According to court records, the hack resulted in police responding 10 times to false alarms at subscribers' homes, either in person, or by phoning them back. It's unclear what happened to the other 11 calls to 9-1-1.
In 2000, the FBI issued a public warning about a Windows virus circulating in the Houston area that similarly phoned for help though victims' modems.
Jeansonne appeared in federal court in New Orleans last week and was released on $25,000 bail. Another court appearance is scheduled for Friday. The case is being prosecuted in the San Francisco Bay area, where Microsoft's MSN TV unit is based. A company spokesperson said nobody was available for comment Thursday. Jeansonne could not be reached for comment.

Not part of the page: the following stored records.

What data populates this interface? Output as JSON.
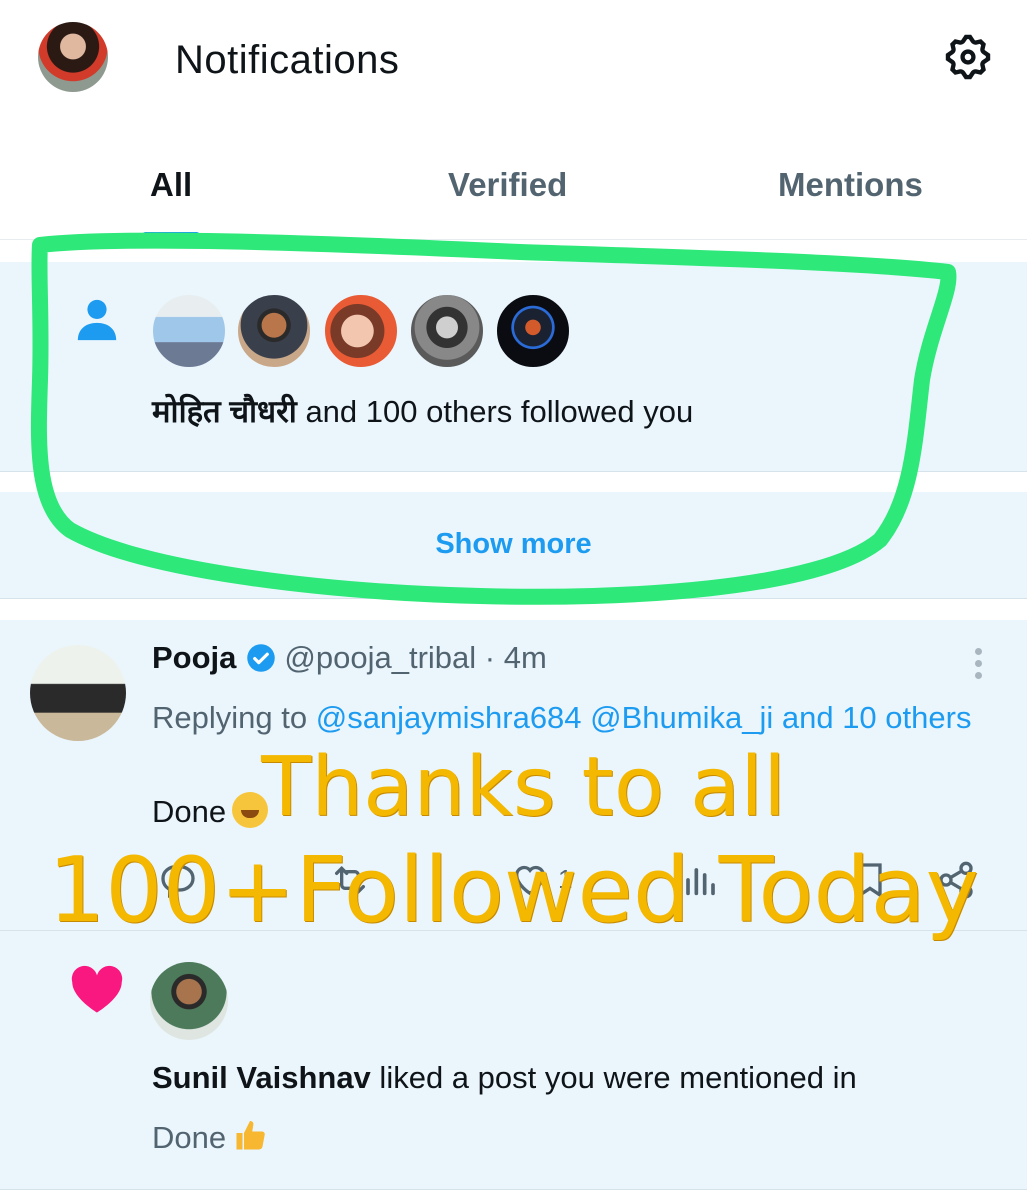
{
  "header": {
    "title": "Notifications"
  },
  "tabs": [
    {
      "label": "All",
      "active": true
    },
    {
      "label": "Verified",
      "active": false
    },
    {
      "label": "Mentions",
      "active": false
    }
  ],
  "follow_notification": {
    "name": "मोहित चौधरी",
    "text": " and 100 others followed you",
    "show_more": "Show more"
  },
  "reply_post": {
    "name": "Pooja",
    "handle": "@pooja_tribal · 4m",
    "replying_prefix": "Replying to ",
    "replying_links": "@sanjaymishra684 @Bhumika_ji and 10 others",
    "body": "Done",
    "like_count": "1"
  },
  "overlay_text": {
    "line1": "Thanks to all",
    "line2": "100+Followed Today"
  },
  "like_notification": {
    "name": "Sunil Vaishnav",
    "text": " liked a post you were mentioned in",
    "body": "Done"
  },
  "colors": {
    "accent": "#1d9bf0",
    "card_bg": "#eaf6fc",
    "highlight": "#2ee87a",
    "overlay": "#f5b800",
    "heart": "#f91880"
  }
}
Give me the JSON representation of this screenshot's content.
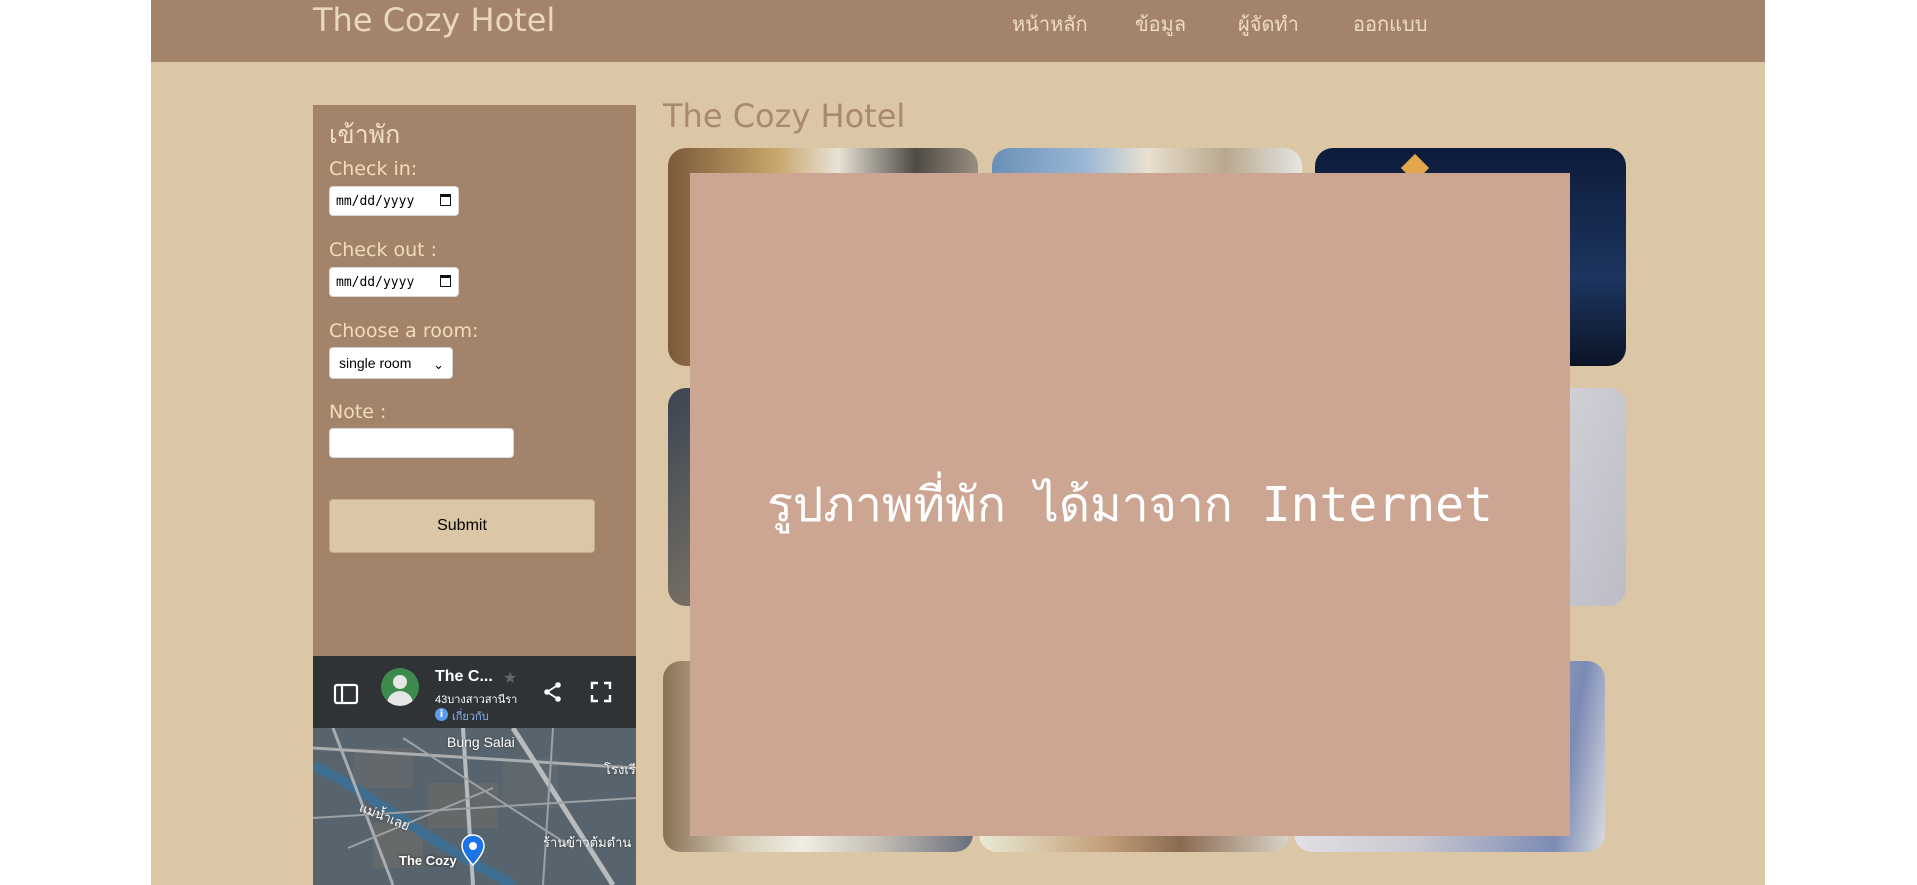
{
  "header": {
    "brand": "The Cozy Hotel",
    "nav": [
      "หน้าหลัก",
      "ข้อมูล",
      "ผู้จัดทำ",
      "ออกแบบ"
    ]
  },
  "sidebar": {
    "title": "เข้าพัก",
    "checkin_label": "Check in:",
    "checkin_value": "mm/dd/yyyy",
    "checkout_label": "Check out :",
    "checkout_value": "mm/dd/yyyy",
    "room_label": "Choose a room:",
    "room_selected": "single room",
    "note_label": "Note :",
    "note_value": "",
    "submit_label": "Submit"
  },
  "map": {
    "place_name": "The C...",
    "address": "43บางสาวสานีรา",
    "about_link": "เกี่ยวกับ",
    "area_label": "Bung Salai",
    "river_label": "แม่น้ำเลย",
    "school_label": "โรงเรี",
    "shop_label": "ร้านข้าวต้มตำน",
    "pin_label": "The Cozy"
  },
  "main": {
    "title": "The Cozy Hotel",
    "overlay_text": "รูปภาพที่พัก ได้มาจาก Internet"
  },
  "colors": {
    "page_bg": "#dbc6a5",
    "header_bg": "#a4836b",
    "overlay_bg": "#cca593"
  }
}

Correction: The original version of this story reported that Jeansonne was charged under the 2001 USA PATRIOT Act. In fact, the "threat to public health or safety" language was added to the computer crime law by the 1996 National Information Infrastructure Protection Act. The "cyberterrorism" provisions of USA PATRIOT reorganized that section of the statute without changing its substance. SecurityFocus regrets the error.